To figure out if this is true in humans, the scientists studied 176 people in Chihuaha, where the municipal water is contaminated with more than twice the WHO’s safety limit for arsenic. For each person with Type 2 Diabetes, the scientists matched them to another person the same gender, age, body-mass index, and the amount of arsenic in their tap water at home. The people with and without diabetes then donated their urine and blood plasma—body fluids which contain hundreds of known metabolites, the chemical residues of metabolism.
By examining the pattern of these metabolites, the scientists reconstructed how arsenic had changed people’s metabolism. When they looked at the metabolites unique to people who drank arsenic-contaminated water, they found that the people with diabetes had very different types of metabolites than people without diabetes. The diabetics’ different metabolites suggested that arsenic had changed how their bodies metabolize vitamins and amino acids, as well as how they get energy from food. Surprisingly, the metabolite pattern of the arsenic-linked diabetics was also very different from the metabolite patterns of most diabetics—providing the scientists with “a metabolic fingerprint” that hinted at molecular differences between these forms of diabetes.

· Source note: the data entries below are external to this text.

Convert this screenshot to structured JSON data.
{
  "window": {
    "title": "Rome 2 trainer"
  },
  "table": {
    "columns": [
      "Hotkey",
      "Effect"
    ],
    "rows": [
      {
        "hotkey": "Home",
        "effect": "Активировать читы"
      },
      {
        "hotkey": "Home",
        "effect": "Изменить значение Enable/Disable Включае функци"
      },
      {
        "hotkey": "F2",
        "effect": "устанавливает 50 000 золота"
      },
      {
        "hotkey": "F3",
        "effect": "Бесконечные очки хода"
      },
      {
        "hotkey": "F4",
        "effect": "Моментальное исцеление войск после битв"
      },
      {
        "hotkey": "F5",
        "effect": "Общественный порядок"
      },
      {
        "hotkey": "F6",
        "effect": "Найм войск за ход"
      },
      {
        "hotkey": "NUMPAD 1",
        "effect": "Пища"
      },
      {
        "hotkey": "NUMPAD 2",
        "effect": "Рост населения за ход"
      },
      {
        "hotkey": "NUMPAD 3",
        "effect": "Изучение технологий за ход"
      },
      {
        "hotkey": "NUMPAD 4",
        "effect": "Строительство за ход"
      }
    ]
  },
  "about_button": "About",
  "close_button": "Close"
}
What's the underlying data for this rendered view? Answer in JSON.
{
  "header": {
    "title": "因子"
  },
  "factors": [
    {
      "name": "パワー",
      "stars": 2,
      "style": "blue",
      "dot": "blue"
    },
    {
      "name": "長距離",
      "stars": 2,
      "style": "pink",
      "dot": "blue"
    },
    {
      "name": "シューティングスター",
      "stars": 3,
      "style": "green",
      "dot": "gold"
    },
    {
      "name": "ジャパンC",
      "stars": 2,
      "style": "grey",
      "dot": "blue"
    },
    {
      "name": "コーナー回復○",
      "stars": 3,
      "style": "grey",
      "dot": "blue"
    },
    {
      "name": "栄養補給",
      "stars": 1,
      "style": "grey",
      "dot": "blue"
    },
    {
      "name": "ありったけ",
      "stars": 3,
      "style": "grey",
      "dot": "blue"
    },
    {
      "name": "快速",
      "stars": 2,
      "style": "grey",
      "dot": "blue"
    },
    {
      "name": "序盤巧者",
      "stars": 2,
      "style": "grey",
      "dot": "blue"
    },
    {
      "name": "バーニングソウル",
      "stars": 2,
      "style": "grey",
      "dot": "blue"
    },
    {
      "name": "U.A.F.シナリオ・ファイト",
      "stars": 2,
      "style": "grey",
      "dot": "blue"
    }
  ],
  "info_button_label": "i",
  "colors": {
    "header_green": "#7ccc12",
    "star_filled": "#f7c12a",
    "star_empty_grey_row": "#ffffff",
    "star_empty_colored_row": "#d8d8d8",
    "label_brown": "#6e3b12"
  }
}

Martin, E., Gonzalez-Horta, C., Rager, J., Bailey, K., Sanchez-Ramirez, B., Ballinas-Casarrubias, L., Ishida, M., Gutierrez-Torres, D., Hernandez Ceron, R., Viniegra Morales, D., Baeza Terrazas, F., Jesse Saunders, R., Drobna, Z., Mendez, M., Buse, J., Loomis, D., Jia, W., Garcia-Vargas, G., Del Razo, L., Styblo, M., & Fry, R. (2015). Metabolomic Characteristics of Arsenic-Associated Diabetes in a Prospective Cohort in Chihuahua, Mexico Toxicological Sciences, 144 (2), 338-346 DOI: 10.1093/toxsci/kfu318